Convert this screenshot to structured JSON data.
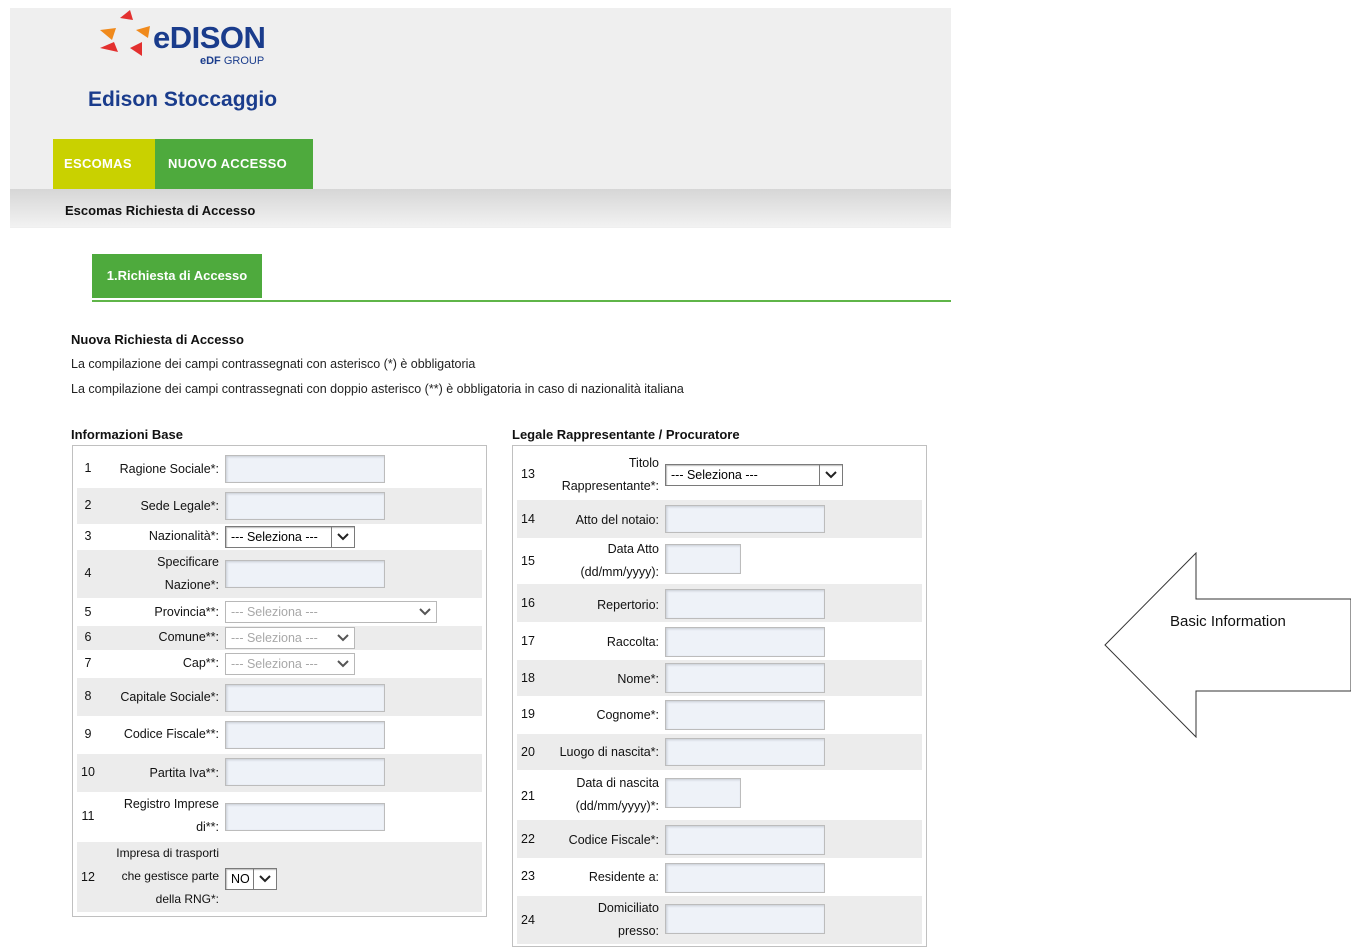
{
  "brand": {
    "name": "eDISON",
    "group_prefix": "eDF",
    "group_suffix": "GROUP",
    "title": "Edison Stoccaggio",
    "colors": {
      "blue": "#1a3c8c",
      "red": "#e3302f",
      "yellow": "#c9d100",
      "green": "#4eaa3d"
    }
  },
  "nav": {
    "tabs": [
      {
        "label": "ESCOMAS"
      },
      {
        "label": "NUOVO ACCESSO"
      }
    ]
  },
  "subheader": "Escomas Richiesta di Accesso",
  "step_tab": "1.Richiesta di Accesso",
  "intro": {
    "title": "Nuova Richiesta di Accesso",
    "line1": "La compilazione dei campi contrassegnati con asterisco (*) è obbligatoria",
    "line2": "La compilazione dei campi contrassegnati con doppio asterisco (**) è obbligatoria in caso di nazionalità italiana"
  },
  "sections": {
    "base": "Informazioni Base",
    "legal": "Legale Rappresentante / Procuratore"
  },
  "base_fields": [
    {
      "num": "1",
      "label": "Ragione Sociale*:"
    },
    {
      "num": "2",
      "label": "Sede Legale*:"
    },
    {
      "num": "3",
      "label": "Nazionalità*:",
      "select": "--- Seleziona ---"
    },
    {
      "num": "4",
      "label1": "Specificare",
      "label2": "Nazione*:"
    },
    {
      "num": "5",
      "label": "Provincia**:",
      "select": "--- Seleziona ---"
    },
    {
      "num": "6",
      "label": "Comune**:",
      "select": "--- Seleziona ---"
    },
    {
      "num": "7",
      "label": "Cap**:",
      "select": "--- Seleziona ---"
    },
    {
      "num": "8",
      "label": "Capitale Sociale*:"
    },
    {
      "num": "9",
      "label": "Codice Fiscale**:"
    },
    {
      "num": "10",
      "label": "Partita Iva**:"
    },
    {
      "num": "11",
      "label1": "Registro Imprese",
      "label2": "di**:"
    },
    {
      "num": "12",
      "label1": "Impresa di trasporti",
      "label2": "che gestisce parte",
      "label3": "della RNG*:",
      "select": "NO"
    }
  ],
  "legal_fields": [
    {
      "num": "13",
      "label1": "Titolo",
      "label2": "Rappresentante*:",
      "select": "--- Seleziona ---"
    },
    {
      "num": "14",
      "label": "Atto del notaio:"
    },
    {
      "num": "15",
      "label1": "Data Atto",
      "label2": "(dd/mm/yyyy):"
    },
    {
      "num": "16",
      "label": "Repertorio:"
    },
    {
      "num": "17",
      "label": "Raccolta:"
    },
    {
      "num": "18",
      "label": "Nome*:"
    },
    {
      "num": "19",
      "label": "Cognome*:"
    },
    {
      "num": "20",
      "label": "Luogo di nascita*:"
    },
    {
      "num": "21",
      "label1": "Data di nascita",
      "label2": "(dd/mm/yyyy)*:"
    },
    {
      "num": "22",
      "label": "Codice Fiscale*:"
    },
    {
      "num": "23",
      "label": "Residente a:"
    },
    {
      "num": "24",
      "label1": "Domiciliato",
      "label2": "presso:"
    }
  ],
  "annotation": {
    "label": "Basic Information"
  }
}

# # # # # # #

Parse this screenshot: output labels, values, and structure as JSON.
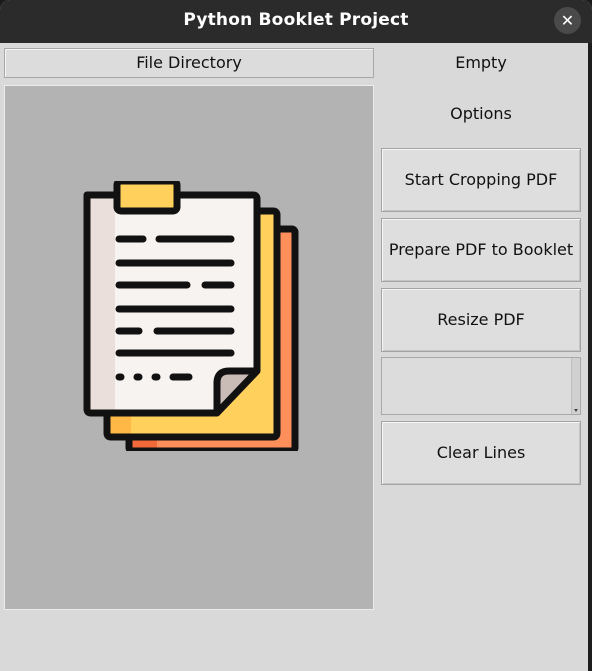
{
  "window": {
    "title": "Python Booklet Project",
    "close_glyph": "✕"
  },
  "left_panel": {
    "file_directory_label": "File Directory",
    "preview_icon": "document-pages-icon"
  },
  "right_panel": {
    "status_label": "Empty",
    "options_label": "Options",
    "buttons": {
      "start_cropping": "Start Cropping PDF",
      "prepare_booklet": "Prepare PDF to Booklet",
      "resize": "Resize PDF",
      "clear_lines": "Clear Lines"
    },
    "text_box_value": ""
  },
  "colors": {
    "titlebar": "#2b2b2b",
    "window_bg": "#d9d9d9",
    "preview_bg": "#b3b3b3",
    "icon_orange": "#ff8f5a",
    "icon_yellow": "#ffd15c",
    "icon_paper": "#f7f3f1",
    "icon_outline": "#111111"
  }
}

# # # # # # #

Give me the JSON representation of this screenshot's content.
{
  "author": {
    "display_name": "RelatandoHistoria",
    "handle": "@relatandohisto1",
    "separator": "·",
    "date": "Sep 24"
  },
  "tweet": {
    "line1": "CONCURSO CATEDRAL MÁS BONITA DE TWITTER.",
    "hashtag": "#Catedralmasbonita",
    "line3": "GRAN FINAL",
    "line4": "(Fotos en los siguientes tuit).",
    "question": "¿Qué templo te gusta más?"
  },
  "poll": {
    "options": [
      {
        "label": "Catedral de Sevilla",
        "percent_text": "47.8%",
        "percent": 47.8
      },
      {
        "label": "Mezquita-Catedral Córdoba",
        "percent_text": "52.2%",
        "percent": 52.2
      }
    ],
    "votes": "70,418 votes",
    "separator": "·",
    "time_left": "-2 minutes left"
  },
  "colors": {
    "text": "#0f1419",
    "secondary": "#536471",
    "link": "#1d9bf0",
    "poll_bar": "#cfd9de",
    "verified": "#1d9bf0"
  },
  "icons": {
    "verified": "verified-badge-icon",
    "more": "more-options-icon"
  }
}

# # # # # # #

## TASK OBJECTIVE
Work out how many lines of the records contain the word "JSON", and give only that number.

## WRITTEN ANSWER
3